In meerkats, we show that naturally occurring subharmonic NLP induce a stronger behavioural escape response than a control sequence without nonlinearities. Probably, as a result of this more intense behavioural response, we additionally found that, when exposed to nonlinear alarm call bouts, individuals generally needed longer to relax. Because the reaction exhibited by subjects could be driven by sensitization to alarm calls or satiation, we recorded prior alarm call exposure and foraging success. However, neither variable differed significantly between the two playback conditions, indicating that NLP were responsible for the observed behavioural changes.

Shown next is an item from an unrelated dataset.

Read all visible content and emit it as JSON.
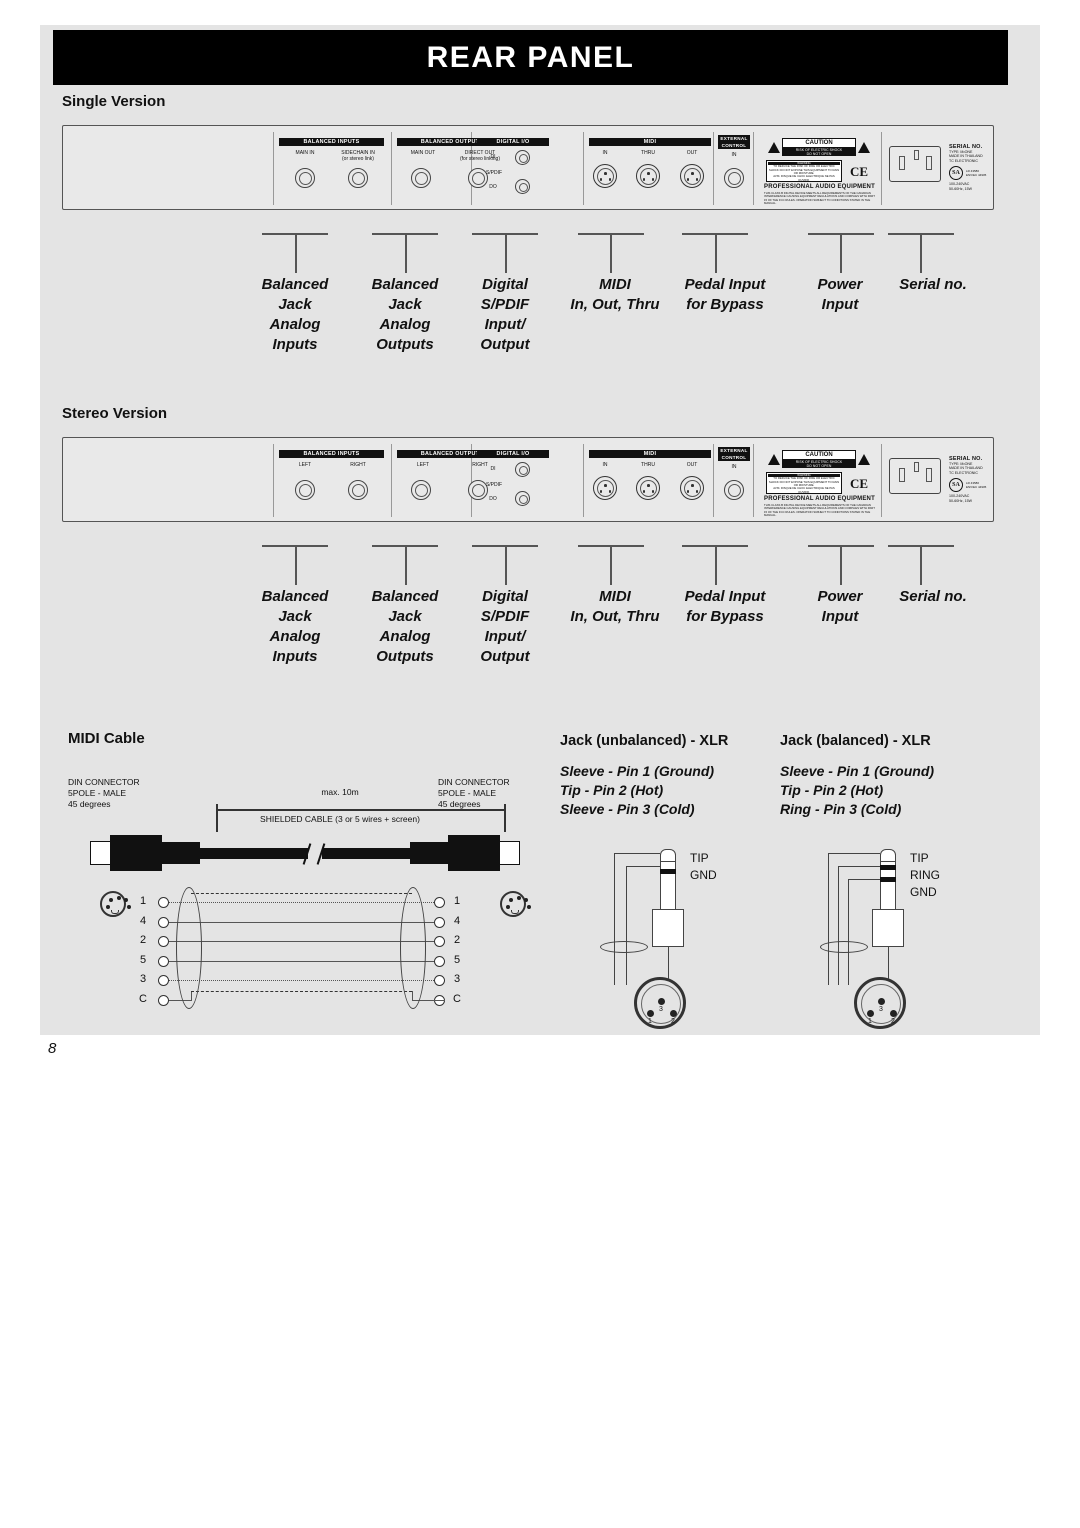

We suggest that our results support the unpredictability hypothesis [1,8], which postulates that nonlinearities make calls less predictable and thus more evocative to listeners, preventing receivers from ignoring such calls. This makes particular sense with regards to meerkat alarm calls. Meerkats inhabit open desert environments, where the threat of predation is extremely high . This, combined with the fact that their vision is compromised by their tendency to forage in the sand, means that alarm calls play a central role in the survival and ultimate fitness of meerkats. Experimental manipulations have shown that habituation to alarm calls can occur in meerkats ; given the detrimental effect such habituation could have on survival, meerkats may well have evolved NLP as a mechanism to temper this.
As animals exposed to danger may become highly aroused and temporarily lose control of their vocal membranes, it has additionally been suggested that receivers may perceive NLP as communicating risk or urgency [8,13,14]. However, in meerkats, this explanation seems less plausible, as exemplars were taken from within the same call-type and hence except for the subharmonic intrusion, were matched structurally in urgency levels (see ). Furthermore, preliminary data suggest that nonlinearities occur only at low rates (20%) in their medium-urgency aerial alarm calls (S. W. Townsend & M. B. Manser 1995–ongoing, unpublished data), a level that is unlikely to allow reliable perception of urgency or risk levels.
To our knowledge, this is the first study indicating that nonlinearities function adaptively, initiating a change in behavioural response. The comparative study of animal communication strives to elucidate whether facets of our own language system are unique or whether they have a more deeply rooted evolutionary history . Our results support the notion that there is some form of underlying phylogenetic continuity to NLP in humans . Whether nonlinearities generally function in contexts where unpredictability and ultimately habituation prevention, is of advantage still remains to be confirmed, though further systematic habituation–dishabituation studies within the same call type, with and without NLP, will help to clarify this. We hope our work will stimulate the much needed additional research into the function of animal and human nonlinearities.
Thanks to Tim Clutton-Brock, for KMP research permission, Zoe Peacock and Simone Birrer for help with experiments, Tecumseh Fitch and Roman Furrer for discussions and Klaus Zuberbuhler, Dan Rankin and two anonymous reviewers for manuscript comments. University of Zurich provided funding.
- Received June 11, 2010.
- Accepted June 29, 2010.
- This Journal is © 2010 The Royal Society